Restate all of the data below word for word.

Dataset rows for apps and sites:
************

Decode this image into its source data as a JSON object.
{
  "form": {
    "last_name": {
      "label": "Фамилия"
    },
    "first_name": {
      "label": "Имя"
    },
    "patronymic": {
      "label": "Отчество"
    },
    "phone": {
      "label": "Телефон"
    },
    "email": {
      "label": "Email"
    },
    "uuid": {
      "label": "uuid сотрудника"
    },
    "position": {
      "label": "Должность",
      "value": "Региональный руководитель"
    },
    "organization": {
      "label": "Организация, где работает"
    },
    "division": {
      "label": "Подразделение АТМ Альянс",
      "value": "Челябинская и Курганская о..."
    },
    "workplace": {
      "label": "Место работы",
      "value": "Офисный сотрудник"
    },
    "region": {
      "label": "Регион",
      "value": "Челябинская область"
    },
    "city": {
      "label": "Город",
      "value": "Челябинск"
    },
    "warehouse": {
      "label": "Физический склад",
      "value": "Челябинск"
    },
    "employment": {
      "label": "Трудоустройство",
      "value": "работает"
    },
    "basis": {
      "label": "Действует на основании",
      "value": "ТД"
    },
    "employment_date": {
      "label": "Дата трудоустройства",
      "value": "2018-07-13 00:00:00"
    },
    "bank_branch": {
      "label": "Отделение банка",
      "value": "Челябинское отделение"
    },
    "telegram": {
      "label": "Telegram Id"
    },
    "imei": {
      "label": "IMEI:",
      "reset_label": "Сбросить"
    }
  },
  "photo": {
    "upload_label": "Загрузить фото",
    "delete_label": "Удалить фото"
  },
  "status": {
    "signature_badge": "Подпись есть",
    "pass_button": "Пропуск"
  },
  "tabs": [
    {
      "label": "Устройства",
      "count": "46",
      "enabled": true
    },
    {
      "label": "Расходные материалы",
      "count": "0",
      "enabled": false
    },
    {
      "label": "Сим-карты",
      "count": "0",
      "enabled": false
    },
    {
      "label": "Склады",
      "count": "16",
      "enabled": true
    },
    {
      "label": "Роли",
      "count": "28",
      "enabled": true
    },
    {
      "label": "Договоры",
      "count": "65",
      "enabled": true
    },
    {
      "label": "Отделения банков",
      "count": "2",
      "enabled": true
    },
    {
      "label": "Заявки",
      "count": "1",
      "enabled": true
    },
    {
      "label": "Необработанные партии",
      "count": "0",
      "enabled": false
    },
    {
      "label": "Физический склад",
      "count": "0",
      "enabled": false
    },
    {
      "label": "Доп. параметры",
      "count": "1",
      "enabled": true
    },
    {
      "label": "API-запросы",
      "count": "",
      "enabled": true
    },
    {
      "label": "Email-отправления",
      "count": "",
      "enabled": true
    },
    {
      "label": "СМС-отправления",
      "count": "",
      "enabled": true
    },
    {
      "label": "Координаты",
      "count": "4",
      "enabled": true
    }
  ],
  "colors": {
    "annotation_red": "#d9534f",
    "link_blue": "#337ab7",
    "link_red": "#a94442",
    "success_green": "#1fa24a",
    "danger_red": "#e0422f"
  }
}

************

• **Response area**:
Decode this image into its source data as a JSON object.
{
  "form": {
    "last_name": {
      "label": "Фамилия"
    },
    "first_name": {
      "label": "Имя"
    },
    "patronymic": {
      "label": "Отчество"
    },
    "phone": {
      "label": "Телефон"
    },
    "email": {
      "label": "Email"
    },
    "uuid": {
      "label": "uuid сотрудника"
    },
    "position": {
      "label": "Должность",
      "value": "Региональный руководитель"
    },
    "organization": {
      "label": "Организация, где работает"
    },
    "division": {
      "label": "Подразделение АТМ Альянс",
      "value": "Челябинская и Курганская о..."
    },
    "workplace": {
      "label": "Место работы",
      "value": "Офисный сотрудник"
    },
    "region": {
      "label": "Регион",
      "value": "Челябинская область"
    },
    "city": {
      "label": "Город",
      "value": "Челябинск"
    },
    "warehouse": {
      "label": "Физический склад",
      "value": "Челябинск"
    },
    "employment": {
      "label": "Трудоустройство",
      "value": "работает"
    },
    "basis": {
      "label": "Действует на основании",
      "value": "ТД"
    },
    "employment_date": {
      "label": "Дата трудоустройства",
      "value": "2018-07-13 00:00:00"
    },
    "bank_branch": {
      "label": "Отделение банка",
      "value": "Челябинское отделение"
    },
    "telegram": {
      "label": "Telegram Id"
    },
    "imei": {
      "label": "IMEI:",
      "reset_label": "Сбросить"
    }
  },
  "photo": {
    "upload_label": "Загрузить фото",
    "delete_label": "Удалить фото"
  },
  "status": {
    "signature_badge": "Подпись есть",
    "pass_button": "Пропуск"
  },
  "tabs": [
    {
      "label": "Устройства",
      "count": "46",
      "enabled": true
    },
    {
      "label": "Расходные материалы",
      "count": "0",
      "enabled": false
    },
    {
      "label": "Сим-карты",
      "count": "0",
      "enabled": false
    },
    {
      "label": "Склады",
      "count": "16",
      "enabled": true
    },
    {
      "label": "Роли",
      "count": "28",
      "enabled": true
    },
    {
      "label": "Договоры",
      "count": "65",
      "enabled": true
    },
    {
      "label": "Отделения банков",
      "count": "2",
      "enabled": true
    },
    {
      "label": "Заявки",
      "count": "1",
      "enabled": true
    },
    {
      "label": "Необработанные партии",
      "count": "0",
      "enabled": false
    },
    {
      "label": "Физический склад",
      "count": "0",
      "enabled": false
    },
    {
      "label": "Доп. параметры",
      "count": "1",
      "enabled": true
    },
    {
      "label": "API-запросы",
      "count": "",
      "enabled": true
    },
    {
      "label": "Email-отправления",
      "count": "",
      "enabled": true
    },
    {
      "label": "СМС-отправления",
      "count": "",
      "enabled": true
    },
    {
      "label": "Координаты",
      "count": "4",
      "enabled": true
    }
  ],
  "colors": {
    "annotation_red": "#d9534f",
    "link_blue": "#337ab7",
    "link_red": "#a94442",
    "success_green": "#1fa24a",
    "danger_red": "#e0422f"
  }
}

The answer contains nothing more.